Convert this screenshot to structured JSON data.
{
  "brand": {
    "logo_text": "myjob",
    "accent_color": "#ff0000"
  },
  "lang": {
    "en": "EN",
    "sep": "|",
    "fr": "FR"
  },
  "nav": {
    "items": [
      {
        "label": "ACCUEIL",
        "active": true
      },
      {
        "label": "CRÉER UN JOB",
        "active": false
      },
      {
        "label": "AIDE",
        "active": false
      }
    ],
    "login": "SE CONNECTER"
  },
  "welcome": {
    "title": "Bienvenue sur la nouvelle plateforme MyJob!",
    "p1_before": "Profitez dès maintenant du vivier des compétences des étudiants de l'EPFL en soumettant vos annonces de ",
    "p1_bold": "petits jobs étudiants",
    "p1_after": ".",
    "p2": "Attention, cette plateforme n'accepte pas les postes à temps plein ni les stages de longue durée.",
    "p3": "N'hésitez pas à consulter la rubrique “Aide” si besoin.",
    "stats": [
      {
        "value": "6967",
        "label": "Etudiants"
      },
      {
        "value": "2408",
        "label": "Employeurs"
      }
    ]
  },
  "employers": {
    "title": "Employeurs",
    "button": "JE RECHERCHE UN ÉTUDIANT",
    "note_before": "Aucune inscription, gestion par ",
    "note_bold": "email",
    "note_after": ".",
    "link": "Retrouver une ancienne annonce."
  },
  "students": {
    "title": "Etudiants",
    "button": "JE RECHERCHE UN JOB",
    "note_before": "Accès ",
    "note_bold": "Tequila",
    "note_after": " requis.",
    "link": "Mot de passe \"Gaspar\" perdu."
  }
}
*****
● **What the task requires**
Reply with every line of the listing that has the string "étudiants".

● **Answer for this exercise**
    "p1_before": "Profitez dès maintenant du vivier des compétences des étudiants de l'EPFL en soumettant vos annonces de ",
    "p1_bold": "petits jobs étudiants",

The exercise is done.